(Entries from a dataset of interfaces)
○ ○ ○ ○ ○ ○ ○

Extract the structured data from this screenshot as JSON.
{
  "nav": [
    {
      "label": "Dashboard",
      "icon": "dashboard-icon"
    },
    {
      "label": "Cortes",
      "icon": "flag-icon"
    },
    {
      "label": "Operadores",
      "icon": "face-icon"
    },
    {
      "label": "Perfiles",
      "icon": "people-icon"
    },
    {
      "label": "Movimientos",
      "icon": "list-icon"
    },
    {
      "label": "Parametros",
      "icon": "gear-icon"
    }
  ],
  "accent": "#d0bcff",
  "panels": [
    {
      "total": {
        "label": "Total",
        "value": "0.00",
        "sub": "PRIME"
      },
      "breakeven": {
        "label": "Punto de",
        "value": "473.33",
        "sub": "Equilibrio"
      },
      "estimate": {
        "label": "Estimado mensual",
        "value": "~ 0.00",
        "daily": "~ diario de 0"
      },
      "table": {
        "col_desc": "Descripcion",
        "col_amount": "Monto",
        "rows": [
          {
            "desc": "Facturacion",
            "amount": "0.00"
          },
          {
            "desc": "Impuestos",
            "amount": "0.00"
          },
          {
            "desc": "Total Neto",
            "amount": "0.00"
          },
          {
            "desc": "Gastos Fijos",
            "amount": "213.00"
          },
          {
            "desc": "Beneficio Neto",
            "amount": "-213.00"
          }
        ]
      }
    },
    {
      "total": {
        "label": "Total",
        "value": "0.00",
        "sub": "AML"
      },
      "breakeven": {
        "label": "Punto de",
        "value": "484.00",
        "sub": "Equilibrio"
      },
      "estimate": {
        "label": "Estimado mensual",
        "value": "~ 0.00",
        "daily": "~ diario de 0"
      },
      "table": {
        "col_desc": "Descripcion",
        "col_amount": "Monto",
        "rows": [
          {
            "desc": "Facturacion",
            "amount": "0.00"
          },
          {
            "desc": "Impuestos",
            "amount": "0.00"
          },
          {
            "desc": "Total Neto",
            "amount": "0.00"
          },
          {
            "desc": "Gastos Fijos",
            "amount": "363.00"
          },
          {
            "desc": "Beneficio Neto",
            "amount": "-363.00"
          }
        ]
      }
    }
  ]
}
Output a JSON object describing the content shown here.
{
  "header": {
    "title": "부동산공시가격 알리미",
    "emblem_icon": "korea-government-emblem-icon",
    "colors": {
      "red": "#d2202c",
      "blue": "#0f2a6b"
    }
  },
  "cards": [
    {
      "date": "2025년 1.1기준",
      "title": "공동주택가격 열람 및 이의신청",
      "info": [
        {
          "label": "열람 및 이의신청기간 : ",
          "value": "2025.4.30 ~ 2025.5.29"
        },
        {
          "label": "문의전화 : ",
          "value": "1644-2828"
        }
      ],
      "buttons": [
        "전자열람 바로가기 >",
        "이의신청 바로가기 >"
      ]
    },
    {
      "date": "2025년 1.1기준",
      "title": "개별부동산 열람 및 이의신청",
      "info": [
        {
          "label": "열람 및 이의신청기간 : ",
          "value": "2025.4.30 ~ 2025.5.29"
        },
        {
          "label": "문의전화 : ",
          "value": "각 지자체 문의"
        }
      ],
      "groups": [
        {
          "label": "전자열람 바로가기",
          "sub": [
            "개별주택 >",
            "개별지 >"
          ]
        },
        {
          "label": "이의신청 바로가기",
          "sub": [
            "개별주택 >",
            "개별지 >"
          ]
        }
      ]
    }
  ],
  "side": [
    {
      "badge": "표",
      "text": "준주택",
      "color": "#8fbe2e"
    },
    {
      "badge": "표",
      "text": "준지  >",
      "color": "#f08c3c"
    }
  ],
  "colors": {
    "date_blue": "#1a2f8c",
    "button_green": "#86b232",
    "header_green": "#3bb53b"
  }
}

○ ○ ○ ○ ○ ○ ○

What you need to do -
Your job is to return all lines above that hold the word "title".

Answer space -
    "title": "부동산공시가격 알리미",
      "title": "공동주택가격 열람 및 이의신청",
      "title": "개별부동산 열람 및 이의신청",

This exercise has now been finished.